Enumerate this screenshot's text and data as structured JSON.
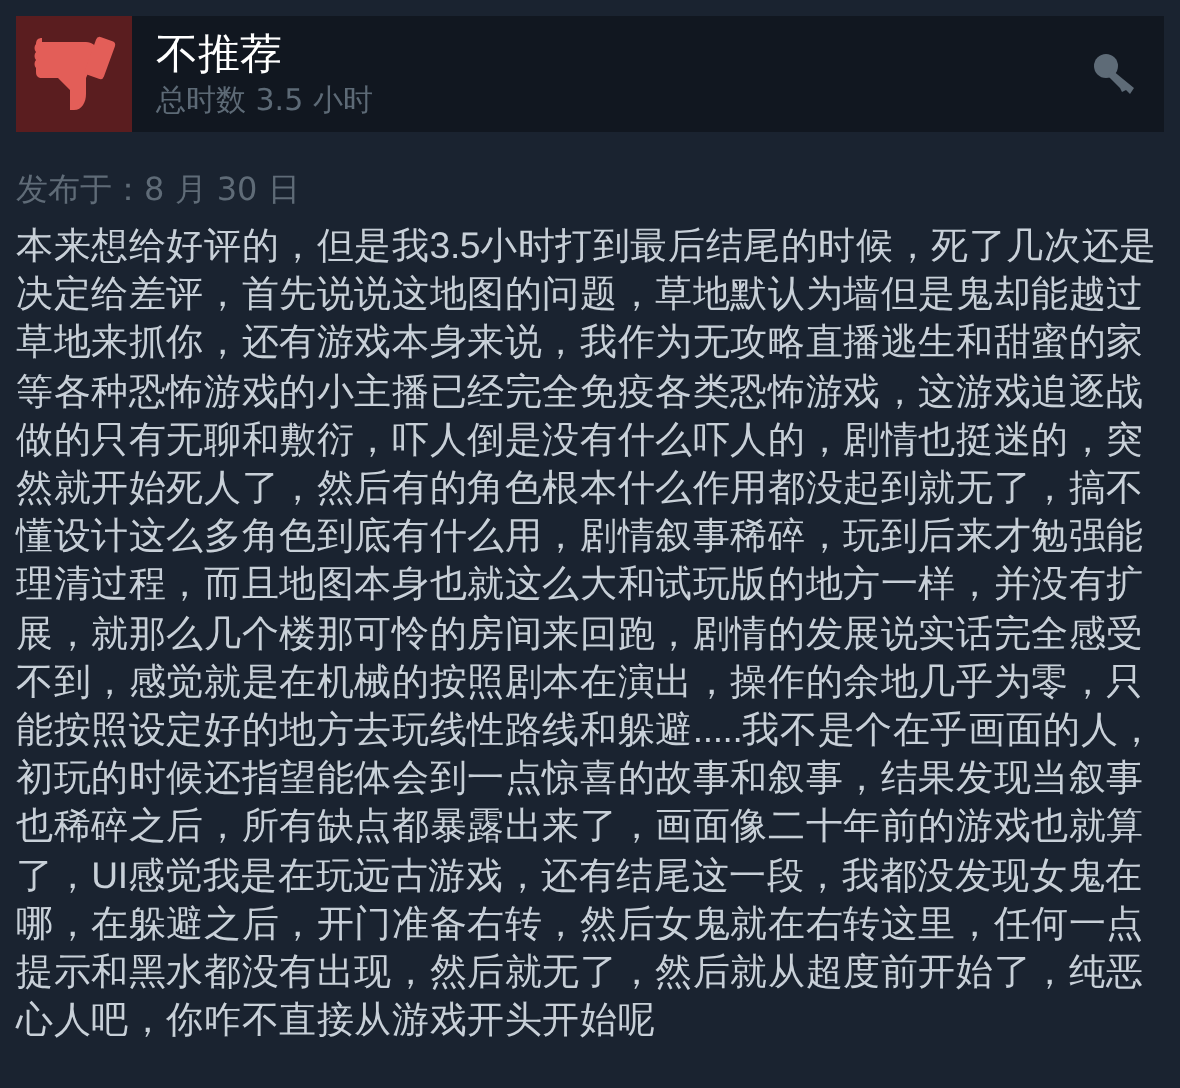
{
  "review": {
    "verdict": "不推荐",
    "recommended": false,
    "playtime": "总时数 3.5 小时",
    "posted": "发布于：8 月 30 日",
    "body": "本来想给好评的，但是我3.5小时打到最后结尾的时候，死了几次还是决定给差评，首先说说这地图的问题，草地默认为墙但是鬼却能越过草地来抓你，还有游戏本身来说，我作为无攻略直播逃生和甜蜜的家等各种恐怖游戏的小主播已经完全免疫各类恐怖游戏，这游戏追逐战做的只有无聊和敷衍，吓人倒是没有什么吓人的，剧情也挺迷的，突然就开始死人了，然后有的角色根本什么作用都没起到就无了，搞不懂设计这么多角色到底有什么用，剧情叙事稀碎，玩到后来才勉强能理清过程，而且地图本身也就这么大和试玩版的地方一样，并没有扩展，就那么几个楼那可怜的房间来回跑，剧情的发展说实话完全感受不到，感觉就是在机械的按照剧本在演出，操作的余地几乎为零，只能按照设定好的地方去玩线性路线和躲避.....我不是个在乎画面的人，初玩的时候还指望能体会到一点惊喜的故事和叙事，结果发现当叙事也稀碎之后，所有缺点都暴露出来了，画面像二十年前的游戏也就算了，UI感觉我是在玩远古游戏，还有结尾这一段，我都没发现女鬼在哪，在躲避之后，开门准备右转，然后女鬼就在右转这里，任何一点提示和黑水都没有出现，然后就无了，然后就从超度前开始了，纯恶心人吧，你咋不直接从游戏开头开始呢"
  }
}
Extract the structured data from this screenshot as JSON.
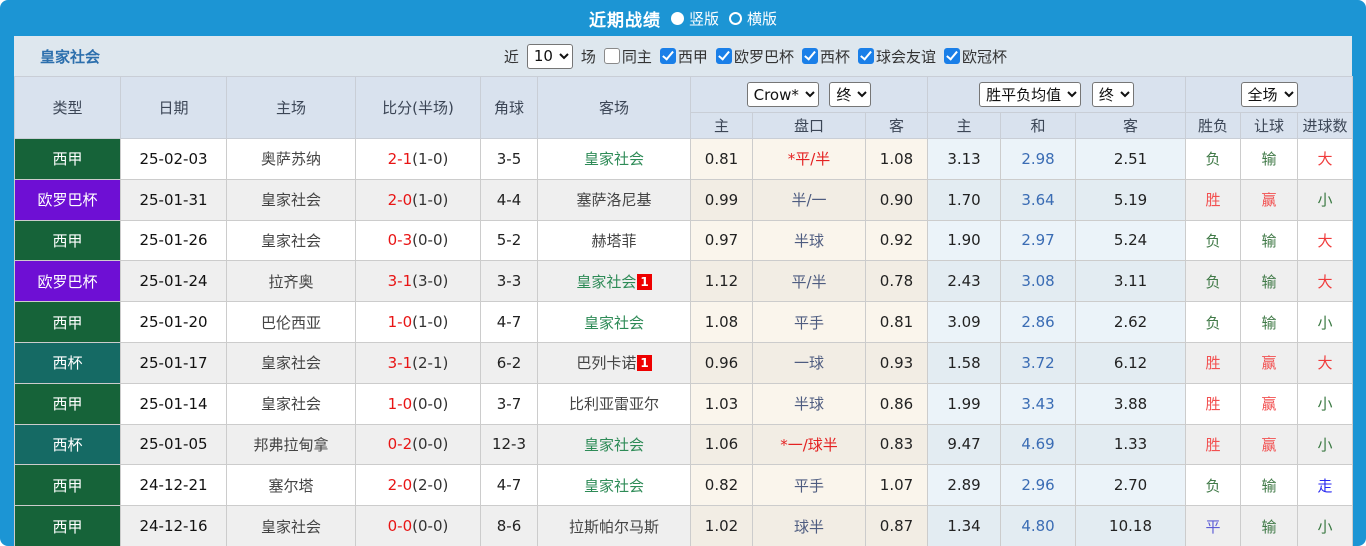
{
  "titlebar": {
    "title": "近期战绩",
    "options": [
      "竖版",
      "横版"
    ],
    "selected": "竖版"
  },
  "filterbar": {
    "team": "皇家社会",
    "near_label": "近",
    "count_value": "10",
    "games_label": "场",
    "checkboxes": [
      {
        "label": "同主",
        "checked": false
      },
      {
        "label": "西甲",
        "checked": true
      },
      {
        "label": "欧罗巴杯",
        "checked": true
      },
      {
        "label": "西杯",
        "checked": true
      },
      {
        "label": "球会友谊",
        "checked": true
      },
      {
        "label": "欧冠杯",
        "checked": true
      }
    ]
  },
  "table": {
    "selects": {
      "company": "Crow*",
      "company_state": "终",
      "avg": "胜平负均值",
      "avg_state": "终",
      "scope": "全场"
    },
    "columns": [
      "类型",
      "日期",
      "主场",
      "比分(半场)",
      "角球",
      "客场"
    ],
    "subcolumns": [
      "主",
      "盘口",
      "客",
      "主",
      "和",
      "客",
      "胜负",
      "让球",
      "进球数"
    ],
    "rows": [
      {
        "type": "西甲",
        "date": "25-02-03",
        "home": "奥萨苏纳",
        "score": "2-1",
        "half": "(1-0)",
        "corners": "3-5",
        "away": "皇家社会",
        "away_badge": "",
        "crow_home": "0.81",
        "handicap": "*平/半",
        "crow_away": "1.08",
        "avg_home": "3.13",
        "avg_draw": "2.98",
        "avg_away": "2.51",
        "result": "负",
        "cover": "输",
        "goals": "大"
      },
      {
        "type": "欧罗巴杯",
        "date": "25-01-31",
        "home": "皇家社会",
        "score": "2-0",
        "half": "(1-0)",
        "corners": "4-4",
        "away": "塞萨洛尼基",
        "away_badge": "",
        "crow_home": "0.99",
        "handicap": "半/一",
        "crow_away": "0.90",
        "avg_home": "1.70",
        "avg_draw": "3.64",
        "avg_away": "5.19",
        "result": "胜",
        "cover": "赢",
        "goals": "小"
      },
      {
        "type": "西甲",
        "date": "25-01-26",
        "home": "皇家社会",
        "score": "0-3",
        "half": "(0-0)",
        "corners": "5-2",
        "away": "赫塔菲",
        "away_badge": "",
        "crow_home": "0.97",
        "handicap": "半球",
        "crow_away": "0.92",
        "avg_home": "1.90",
        "avg_draw": "2.97",
        "avg_away": "5.24",
        "result": "负",
        "cover": "输",
        "goals": "大"
      },
      {
        "type": "欧罗巴杯",
        "date": "25-01-24",
        "home": "拉齐奥",
        "score": "3-1",
        "half": "(3-0)",
        "corners": "3-3",
        "away": "皇家社会",
        "away_badge": "1",
        "crow_home": "1.12",
        "handicap": "平/半",
        "crow_away": "0.78",
        "avg_home": "2.43",
        "avg_draw": "3.08",
        "avg_away": "3.11",
        "result": "负",
        "cover": "输",
        "goals": "大"
      },
      {
        "type": "西甲",
        "date": "25-01-20",
        "home": "巴伦西亚",
        "score": "1-0",
        "half": "(1-0)",
        "corners": "4-7",
        "away": "皇家社会",
        "away_badge": "",
        "crow_home": "1.08",
        "handicap": "平手",
        "crow_away": "0.81",
        "avg_home": "3.09",
        "avg_draw": "2.86",
        "avg_away": "2.62",
        "result": "负",
        "cover": "输",
        "goals": "小"
      },
      {
        "type": "西杯",
        "date": "25-01-17",
        "home": "皇家社会",
        "score": "3-1",
        "half": "(2-1)",
        "corners": "6-2",
        "away": "巴列卡诺",
        "away_badge": "1",
        "crow_home": "0.96",
        "handicap": "一球",
        "crow_away": "0.93",
        "avg_home": "1.58",
        "avg_draw": "3.72",
        "avg_away": "6.12",
        "result": "胜",
        "cover": "赢",
        "goals": "大"
      },
      {
        "type": "西甲",
        "date": "25-01-14",
        "home": "皇家社会",
        "score": "1-0",
        "half": "(0-0)",
        "corners": "3-7",
        "away": "比利亚雷亚尔",
        "away_badge": "",
        "crow_home": "1.03",
        "handicap": "半球",
        "crow_away": "0.86",
        "avg_home": "1.99",
        "avg_draw": "3.43",
        "avg_away": "3.88",
        "result": "胜",
        "cover": "赢",
        "goals": "小"
      },
      {
        "type": "西杯",
        "date": "25-01-05",
        "home": "邦弗拉甸拿",
        "score": "0-2",
        "half": "(0-0)",
        "corners": "12-3",
        "away": "皇家社会",
        "away_badge": "",
        "crow_home": "1.06",
        "handicap": "*一/球半",
        "crow_away": "0.83",
        "avg_home": "9.47",
        "avg_draw": "4.69",
        "avg_away": "1.33",
        "result": "胜",
        "cover": "赢",
        "goals": "小"
      },
      {
        "type": "西甲",
        "date": "24-12-21",
        "home": "塞尔塔",
        "score": "2-0",
        "half": "(2-0)",
        "corners": "4-7",
        "away": "皇家社会",
        "away_badge": "",
        "crow_home": "0.82",
        "handicap": "平手",
        "crow_away": "1.07",
        "avg_home": "2.89",
        "avg_draw": "2.96",
        "avg_away": "2.70",
        "result": "负",
        "cover": "输",
        "goals": "走"
      },
      {
        "type": "西甲",
        "date": "24-12-16",
        "home": "皇家社会",
        "score": "0-0",
        "half": "(0-0)",
        "corners": "8-6",
        "away": "拉斯帕尔马斯",
        "away_badge": "",
        "crow_home": "1.02",
        "handicap": "球半",
        "crow_away": "0.87",
        "avg_home": "1.34",
        "avg_draw": "4.80",
        "avg_away": "10.18",
        "result": "平",
        "cover": "输",
        "goals": "小"
      }
    ]
  },
  "colors": {
    "topbar_blue": "#1c95d4",
    "checkbox_blue": "#1a7fe8",
    "team_highlight_green": "#2e8b57",
    "score_red": "#e81414",
    "draw_odds_blue": "#3a6cb4",
    "competitions": {
      "西甲": "#166339",
      "欧罗巴杯": "#6e0fd4",
      "西杯": "#156a64"
    },
    "values": {
      "胜": "#f25050",
      "负": "#417a48",
      "平": "#5c5cd6",
      "赢": "#f25050",
      "输": "#417a48",
      "大": "#f03c3c",
      "小": "#3c7a44",
      "走": "#2828f0"
    }
  }
}
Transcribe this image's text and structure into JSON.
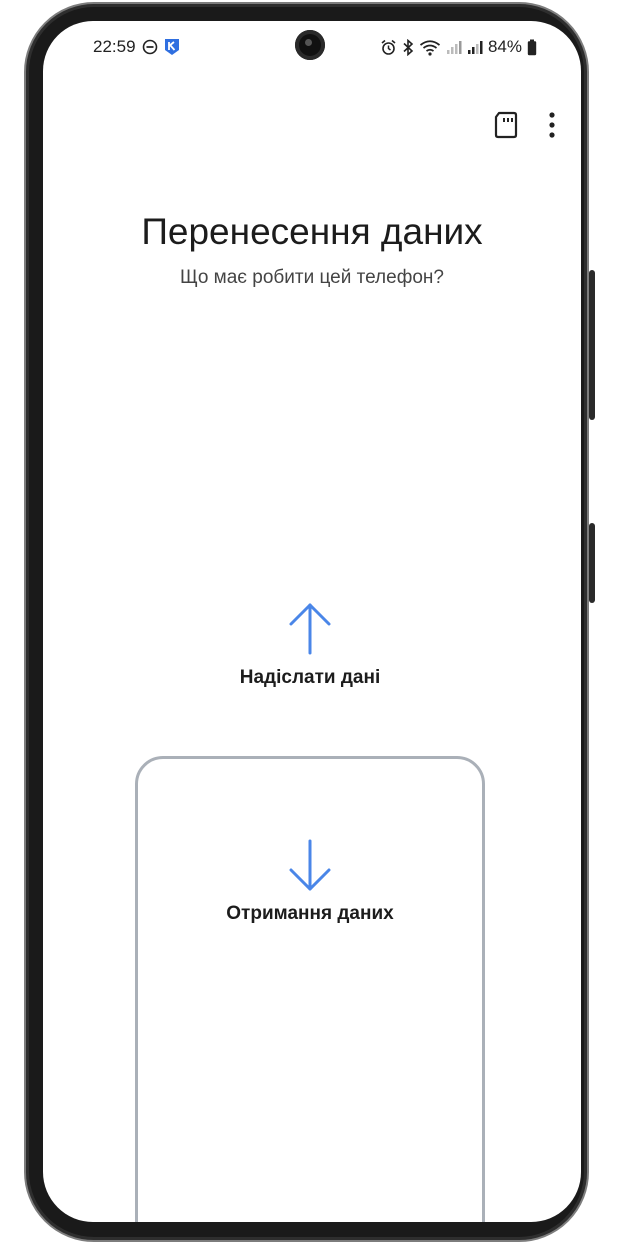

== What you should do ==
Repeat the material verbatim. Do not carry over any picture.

== Worked solution ==
Enumerate this screenshot's text and data as structured JSON.
{
  "review": {
    "verdict": "不推荐",
    "recommended": false,
    "playtime": "总时数 3.5 小时",
    "posted": "发布于：8 月 30 日",
    "body": "本来想给好评的，但是我3.5小时打到最后结尾的时候，死了几次还是决定给差评，首先说说这地图的问题，草地默认为墙但是鬼却能越过草地来抓你，还有游戏本身来说，我作为无攻略直播逃生和甜蜜的家等各种恐怖游戏的小主播已经完全免疫各类恐怖游戏，这游戏追逐战做的只有无聊和敷衍，吓人倒是没有什么吓人的，剧情也挺迷的，突然就开始死人了，然后有的角色根本什么作用都没起到就无了，搞不懂设计这么多角色到底有什么用，剧情叙事稀碎，玩到后来才勉强能理清过程，而且地图本身也就这么大和试玩版的地方一样，并没有扩展，就那么几个楼那可怜的房间来回跑，剧情的发展说实话完全感受不到，感觉就是在机械的按照剧本在演出，操作的余地几乎为零，只能按照设定好的地方去玩线性路线和躲避.....我不是个在乎画面的人，初玩的时候还指望能体会到一点惊喜的故事和叙事，结果发现当叙事也稀碎之后，所有缺点都暴露出来了，画面像二十年前的游戏也就算了，UI感觉我是在玩远古游戏，还有结尾这一段，我都没发现女鬼在哪，在躲避之后，开门准备右转，然后女鬼就在右转这里，任何一点提示和黑水都没有出现，然后就无了，然后就从超度前开始了，纯恶心人吧，你咋不直接从游戏开头开始呢"
  }
}
Extract the structured data from this screenshot as JSON.
{
  "titlebar": {
    "title": "近期战绩",
    "options": [
      "竖版",
      "横版"
    ],
    "selected": "竖版"
  },
  "filterbar": {
    "team": "皇家社会",
    "near_label": "近",
    "count_value": "10",
    "games_label": "场",
    "checkboxes": [
      {
        "label": "同主",
        "checked": false
      },
      {
        "label": "西甲",
        "checked": true
      },
      {
        "label": "欧罗巴杯",
        "checked": true
      },
      {
        "label": "西杯",
        "checked": true
      },
      {
        "label": "球会友谊",
        "checked": true
      },
      {
        "label": "欧冠杯",
        "checked": true
      }
    ]
  },
  "table": {
    "selects": {
      "company": "Crow*",
      "company_state": "终",
      "avg": "胜平负均值",
      "avg_state": "终",
      "scope": "全场"
    },
    "columns": [
      "类型",
      "日期",
      "主场",
      "比分(半场)",
      "角球",
      "客场"
    ],
    "subcolumns": [
      "主",
      "盘口",
      "客",
      "主",
      "和",
      "客",
      "胜负",
      "让球",
      "进球数"
    ],
    "rows": [
      {
        "type": "西甲",
        "date": "25-02-03",
        "home": "奥萨苏纳",
        "score": "2-1",
        "half": "(1-0)",
        "corners": "3-5",
        "away": "皇家社会",
        "away_badge": "",
        "crow_home": "0.81",
        "handicap": "*平/半",
        "crow_away": "1.08",
        "avg_home": "3.13",
        "avg_draw": "2.98",
        "avg_away": "2.51",
        "result": "负",
        "cover": "输",
        "goals": "大"
      },
      {
        "type": "欧罗巴杯",
        "date": "25-01-31",
        "home": "皇家社会",
        "score": "2-0",
        "half": "(1-0)",
        "corners": "4-4",
        "away": "塞萨洛尼基",
        "away_badge": "",
        "crow_home": "0.99",
        "handicap": "半/一",
        "crow_away": "0.90",
        "avg_home": "1.70",
        "avg_draw": "3.64",
        "avg_away": "5.19",
        "result": "胜",
        "cover": "赢",
        "goals": "小"
      },
      {
        "type": "西甲",
        "date": "25-01-26",
        "home": "皇家社会",
        "score": "0-3",
        "half": "(0-0)",
        "corners": "5-2",
        "away": "赫塔菲",
        "away_badge": "",
        "crow_home": "0.97",
        "handicap": "半球",
        "crow_away": "0.92",
        "avg_home": "1.90",
        "avg_draw": "2.97",
        "avg_away": "5.24",
        "result": "负",
        "cover": "输",
        "goals": "大"
      },
      {
        "type": "欧罗巴杯",
        "date": "25-01-24",
        "home": "拉齐奥",
        "score": "3-1",
        "half": "(3-0)",
        "corners": "3-3",
        "away": "皇家社会",
        "away_badge": "1",
        "crow_home": "1.12",
        "handicap": "平/半",
        "crow_away": "0.78",
        "avg_home": "2.43",
        "avg_draw": "3.08",
        "avg_away": "3.11",
        "result": "负",
        "cover": "输",
        "goals": "大"
      },
      {
        "type": "西甲",
        "date": "25-01-20",
        "home": "巴伦西亚",
        "score": "1-0",
        "half": "(1-0)",
        "corners": "4-7",
        "away": "皇家社会",
        "away_badge": "",
        "crow_home": "1.08",
        "handicap": "平手",
        "crow_away": "0.81",
        "avg_home": "3.09",
        "avg_draw": "2.86",
        "avg_away": "2.62",
        "result": "负",
        "cover": "输",
        "goals": "小"
      },
      {
        "type": "西杯",
        "date": "25-01-17",
        "home": "皇家社会",
        "score": "3-1",
        "half": "(2-1)",
        "corners": "6-2",
        "away": "巴列卡诺",
        "away_badge": "1",
        "crow_home": "0.96",
        "handicap": "一球",
        "crow_away": "0.93",
        "avg_home": "1.58",
        "avg_draw": "3.72",
        "avg_away": "6.12",
        "result": "胜",
        "cover": "赢",
        "goals": "大"
      },
      {
        "type": "西甲",
        "date": "25-01-14",
        "home": "皇家社会",
        "score": "1-0",
        "half": "(0-0)",
        "corners": "3-7",
        "away": "比利亚雷亚尔",
        "away_badge": "",
        "crow_home": "1.03",
        "handicap": "半球",
        "crow_away": "0.86",
        "avg_home": "1.99",
        "avg_draw": "3.43",
        "avg_away": "3.88",
        "result": "胜",
        "cover": "赢",
        "goals": "小"
      },
      {
        "type": "西杯",
        "date": "25-01-05",
        "home": "邦弗拉甸拿",
        "score": "0-2",
        "half": "(0-0)",
        "corners": "12-3",
        "away": "皇家社会",
        "away_badge": "",
        "crow_home": "1.06",
        "handicap": "*一/球半",
        "crow_away": "0.83",
        "avg_home": "9.47",
        "avg_draw": "4.69",
        "avg_away": "1.33",
        "result": "胜",
        "cover": "赢",
        "goals": "小"
      },
      {
        "type": "西甲",
        "date": "24-12-21",
        "home": "塞尔塔",
        "score": "2-0",
        "half": "(2-0)",
        "corners": "4-7",
        "away": "皇家社会",
        "away_badge": "",
        "crow_home": "0.82",
        "handicap": "平手",
        "crow_away": "1.07",
        "avg_home": "2.89",
        "avg_draw": "2.96",
        "avg_away": "2.70",
        "result": "负",
        "cover": "输",
        "goals": "走"
      },
      {
        "type": "西甲",
        "date": "24-12-16",
        "home": "皇家社会",
        "score": "0-0",
        "half": "(0-0)",
        "corners": "8-6",
        "away": "拉斯帕尔马斯",
        "away_badge": "",
        "crow_home": "1.02",
        "handicap": "球半",
        "crow_away": "0.87",
        "avg_home": "1.34",
        "avg_draw": "4.80",
        "avg_away": "10.18",
        "result": "平",
        "cover": "输",
        "goals": "小"
      }
    ]
  },
  "colors": {
    "topbar_blue": "#1c95d4",
    "checkbox_blue": "#1a7fe8",
    "team_highlight_green": "#2e8b57",
    "score_red": "#e81414",
    "draw_odds_blue": "#3a6cb4",
    "competitions": {
      "西甲": "#166339",
      "欧罗巴杯": "#6e0fd4",
      "西杯": "#156a64"
    },
    "values": {
      "胜": "#f25050",
      "负": "#417a48",
      "平": "#5c5cd6",
      "赢": "#f25050",
      "输": "#417a48",
      "大": "#f03c3c",
      "小": "#3c7a44",
      "走": "#2828f0"
    }
  }
}
Transcribe this image's text and structure into JSON.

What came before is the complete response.